Sold for: $220
This turntable had been in storage for almost 20 years. It was sold by an English couple who had purchased it from Harrods in the early 1980s. When they immigrated to New Zealand in the 1990s, they never unpacked it. All of the Grundig gear I purchased from them still had the original English mains plugs, so the first task before any testing was to rewire to NZ 3-pin plugs. Donkey work, but some donkey has to do it.
While I generally prefer the aesthetics of the Japanese S-shaped tonearms, I grew to quite like the straightline, slim Euro styling on display here. Also, the stylus force meter is a useful adition to any record player as it saves mucking round balancing the tonearm. This TT is an exact clone of a Philips model. Did Philips own Grundig?
The needle was broken, however, but I managed to find a NOS Philips 400III in Portugal of all places, for US$3, which was delivered in less than a week. God, I love EBay! Apart from that, overall condition was near mint. There were a few scratches and marks on the dustcover but some plastic polish restored this in no time.

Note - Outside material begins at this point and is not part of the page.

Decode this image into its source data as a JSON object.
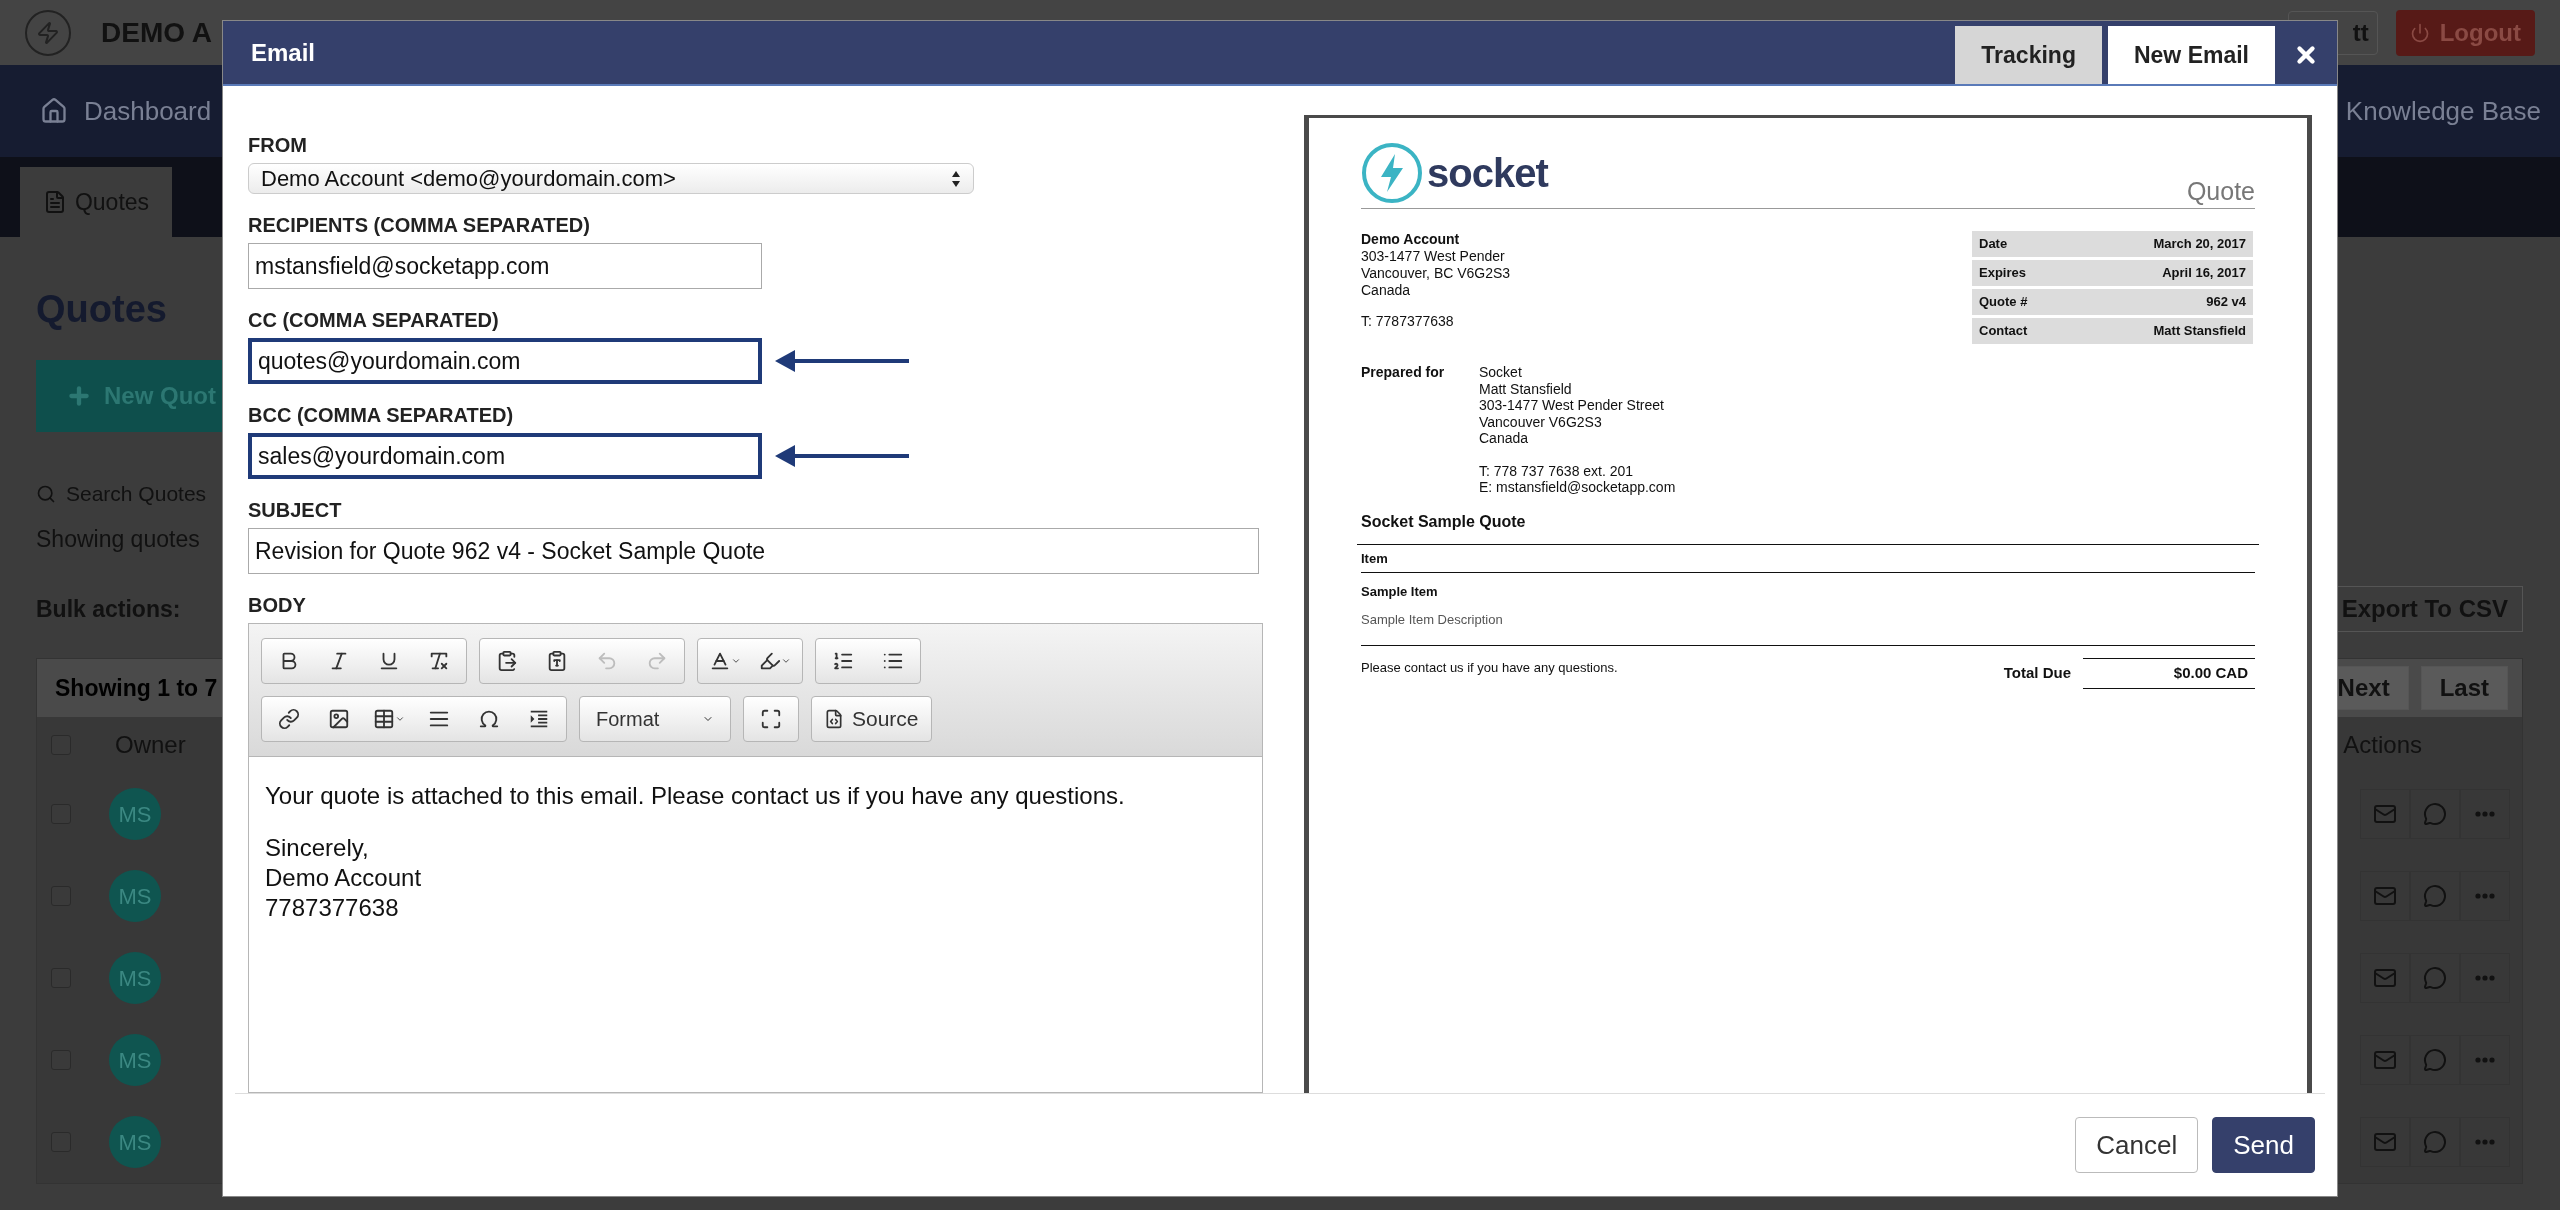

Needle installed and time to test the TT out through the Pioneer SA-9800. This is perhaps the quietest turntable I’ve ever tried — I turned the volume up to full (with nothing playing) and there was very little noise. Maybe there is something to said for these well-isolated plastic TTs. Turning it back down, I whacked on some Robert Cray. Again, I was presently surprised. For a standard needle (not elliptical), there was no real weak spots in the soundstage. Solid mids and tops with just a little missing at the bottom, but really, for a relatively lightweight table, you can’t go wrong!